Thursday, July 23, 2009

Examination of Conscience

I'm taking this from Evangelical Catholicism, who got it from Fr. Dubay's book Happy Are You Poor.  Great examination of conscience:
By what standards do I determine what is necessary?

Do I collect unneeded things? Do I hoard possessions?

May I, on Gospel principles, buy clothes at the dictates of fashion designers in Paris and New York? Am I slave to fashion? Do I live in other peoples’ minds? Why really do I have all the clothes I have: shirts, blouses, suits, dresses, shoes, gloves?

Am I an inveterate nibbler? Do I eat because I am bored? Do the weight charts convict me of superfluity in eating and drinking?
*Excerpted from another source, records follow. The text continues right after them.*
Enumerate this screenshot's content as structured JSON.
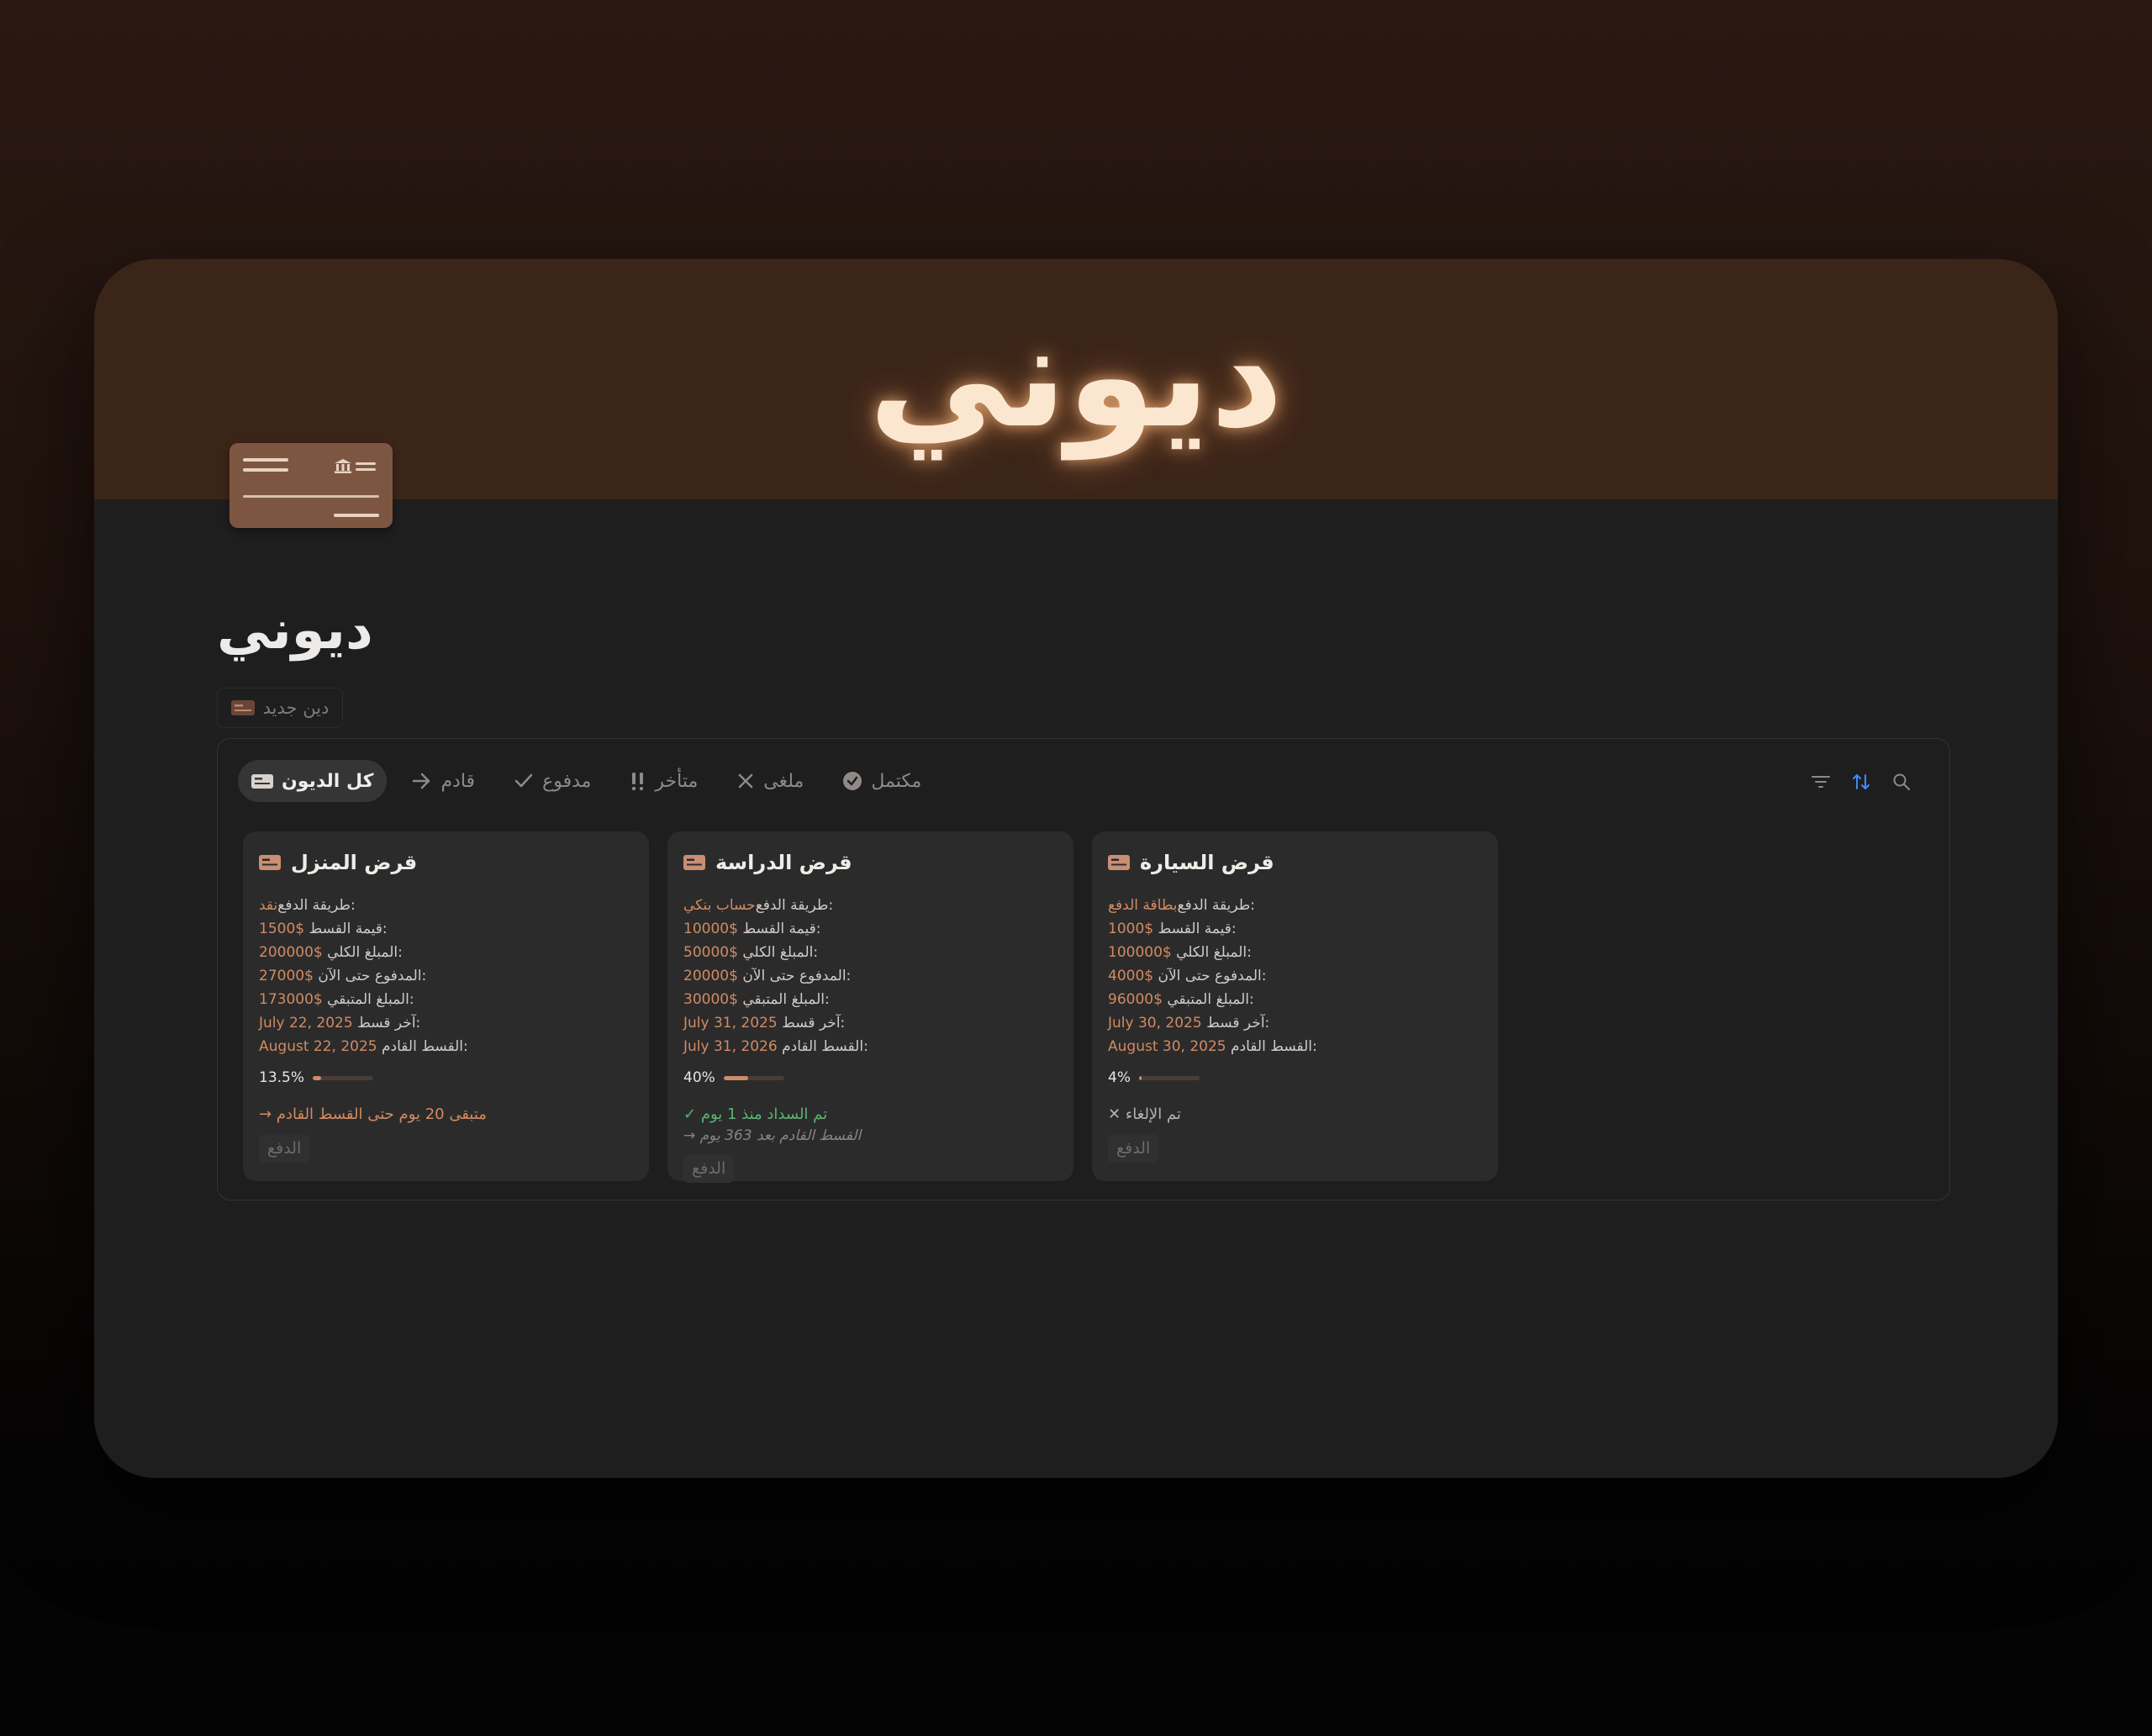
{
  "cover": {
    "title": "ديوني"
  },
  "page": {
    "title": "ديوني",
    "new_button_label": "دين جديد"
  },
  "tabs": [
    {
      "label": "كل الديون",
      "icon": "card-icon",
      "active": true
    },
    {
      "label": "قادم",
      "icon": "arrow-right-icon"
    },
    {
      "label": "مدفوع",
      "icon": "check-icon"
    },
    {
      "label": "متأخر",
      "icon": "double-exclamation-icon"
    },
    {
      "label": "ملغى",
      "icon": "x-icon"
    },
    {
      "label": "مكتمل",
      "icon": "check-circle-icon"
    }
  ],
  "tools": [
    "filter-icon",
    "sort-icon",
    "search-icon"
  ],
  "colors": {
    "accent": "#d38a63",
    "cover": "#3b2519",
    "success": "#5cb373",
    "sort_active": "#3d8bfd"
  },
  "cards": [
    {
      "title": "قرض المنزل",
      "method_label": "طريقة الدفع:",
      "method": "نقد",
      "installment_label": "قيمة القسط:",
      "installment": "1500$",
      "total_label": "المبلغ الكلي:",
      "total": "200000$",
      "paid_label": "المدفوع حتى الآن:",
      "paid": "27000$",
      "remaining_label": "المبلغ المتبقي:",
      "remaining": "173000$",
      "last_label": "آخر قسط:",
      "last": "July 22, 2025",
      "next_label": "القسط القادم:",
      "next": "August 22, 2025",
      "progress_text": "13.5%",
      "progress": 0.135,
      "status": "→ متبقى 20 يوم حتى القسط القادم",
      "status_kind": "orange",
      "substatus": "",
      "pay_label": "الدفع"
    },
    {
      "title": "قرض الدراسة",
      "method_label": "طريقة الدفع:",
      "method": "حساب بنكي",
      "installment_label": "قيمة القسط:",
      "installment": "10000$",
      "total_label": "المبلغ الكلي:",
      "total": "50000$",
      "paid_label": "المدفوع حتى الآن:",
      "paid": "20000$",
      "remaining_label": "المبلغ المتبقي:",
      "remaining": "30000$",
      "last_label": "آخر قسط:",
      "last": "July 31, 2025",
      "next_label": "القسط القادم:",
      "next": "July 31, 2026",
      "progress_text": "40%",
      "progress": 0.4,
      "status": "✓ تم السداد منذ 1 يوم",
      "status_kind": "green",
      "substatus": "→ القسط القادم بعد 363 يوم",
      "pay_label": "الدفع"
    },
    {
      "title": "قرض السيارة",
      "method_label": "طريقة الدفع:",
      "method": "بطاقة الدفع",
      "installment_label": "قيمة القسط:",
      "installment": "1000$",
      "total_label": "المبلغ الكلي:",
      "total": "100000$",
      "paid_label": "المدفوع حتى الآن:",
      "paid": "4000$",
      "remaining_label": "المبلغ المتبقي:",
      "remaining": "96000$",
      "last_label": "آخر قسط:",
      "last": "July 30, 2025",
      "next_label": "القسط القادم:",
      "next": "August 30, 2025",
      "progress_text": "4%",
      "progress": 0.04,
      "status": "✕ تم الإلغاء",
      "status_kind": "gray",
      "substatus": "",
      "pay_label": "الدفع"
    }
  ]
}
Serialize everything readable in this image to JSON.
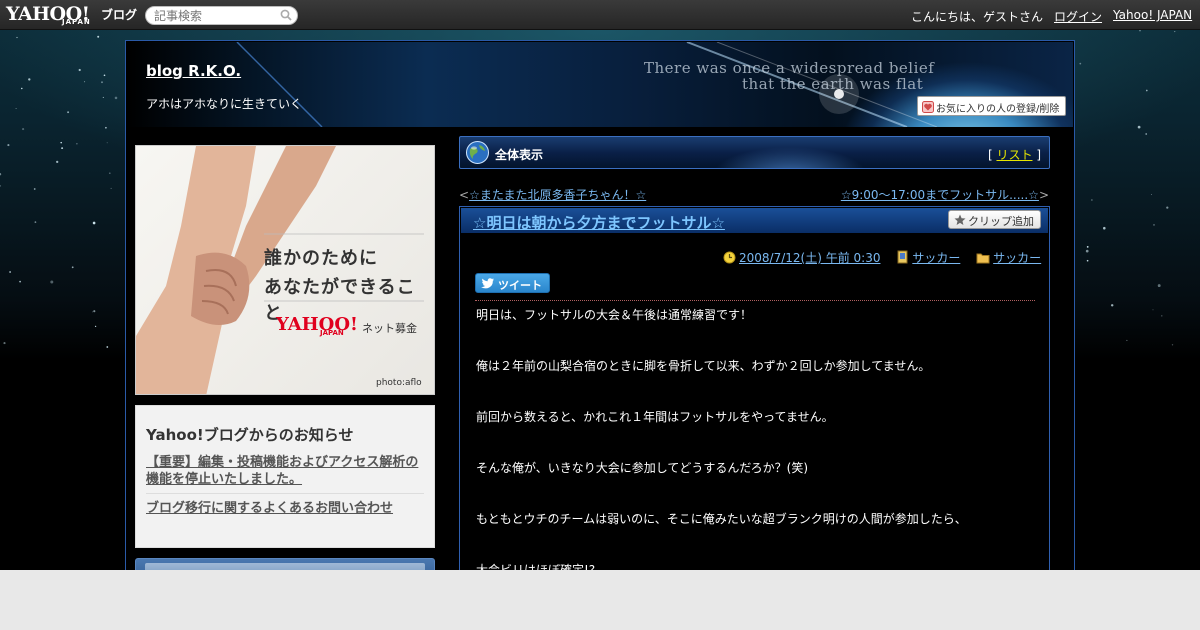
{
  "topbar": {
    "logo_text": "YAHOO!",
    "logo_sub": "JAPAN",
    "logo_blog": "ブログ",
    "search_placeholder": "記事検索",
    "greeting": "こんにちは、ゲストさん",
    "login": "ログイン",
    "yahoo_japan": "Yahoo! JAPAN"
  },
  "header": {
    "blog_title": "blog R.K.O.",
    "blog_subtitle": "アホはアホなりに生きていく",
    "banner_line1": "There was once a widespread belief",
    "banner_line2": "that the earth was flat",
    "favorite_button": "お気に入りの人の登録/削除"
  },
  "ad": {
    "line1": "誰かのために",
    "line2": "あなたができること",
    "brand": "YAHOO!",
    "brand_sub": "JAPAN",
    "service": "ネット募金",
    "credit": "photo:aflo"
  },
  "notice": {
    "title": "Yahoo!ブログからのお知らせ",
    "links": [
      "【重要】編集・投稿機能およびアクセス解析の機能を停止いたしました。",
      "ブログ移行に関するよくあるお問い合わせ"
    ]
  },
  "category_bar": {
    "label": "全体表示",
    "list_open": "[",
    "list_link": "リスト",
    "list_close": "]"
  },
  "nav": {
    "prev_arrow": "<",
    "prev_title": "☆またまた北原多香子ちゃん！☆",
    "next_title": "☆9:00～17:00までフットサル.....☆",
    "next_arrow": ">"
  },
  "entry": {
    "title": "☆明日は朝から夕方までフットサル☆",
    "clip_button": "クリップ追加",
    "date": "2008/7/12(土) 午前 0:30",
    "tag": "サッカー",
    "category": "サッカー",
    "tweet_button": "ツイート",
    "paragraphs": [
      "明日は、フットサルの大会＆午後は通常練習です！",
      "俺は２年前の山梨合宿のときに脚を骨折して以来、わずか２回しか参加してません。",
      "前回から数えると、かれこれ１年間はフットサルをやってません。",
      "そんな俺が、いきなり大会に参加してどうするんだろか？(笑)",
      "もともとウチのチームは弱いのに、そこに俺みたいな超ブランク明けの人間が参加したら、",
      "大会ビリはほぼ確定!?"
    ]
  },
  "colors": {
    "accent_link": "#7ab8f0",
    "border_blue": "#2f5fb0",
    "list_link": "#e6e600"
  }
}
Do I take second helpings simply for the pleasure they afford?

Do I keep unneeded books and papers and periodicals and notes?

Do I retain two or three identical items (clocks, watches, scarves) of which I really need only one?

Do I spend money on trinkets and unnecessary conveniences?

In the winter, do we keep our thermostat, at a setting higher than health experts advise: 68 degrees?

When I think of my needs, do I also think of the far more drastic needs of the teeming millions in the third world?

Do I need the traveling I do more than the poor need food and clothing and medical care?

Am I right in contributing to the billions of dollars spent each year on cosmetics? How much of this can be called necessary?

Is smoking necessary for me?

Is drinking necessary for me?

Do I need to examine exactly what I mean by saying to myself, “I need this”?

Can I honestly say that all I use or possess is used or possessed for the glory of God (1 Cor 10:31)? Would he be given more glory by some other use?

Do I in the pauline sense “mind the things above, not those on earth” (Col 3:1-2)?

Nathan O'Halloran, SJ


Ellen said...

That is a great examen. Very practical and good for the modern day mindset. Thanks for sharing it.

Nathan O'Halloran, SJ said...

Thanks. I find it useful as a Jesuit considering expenses. The unneeded books one always gets me.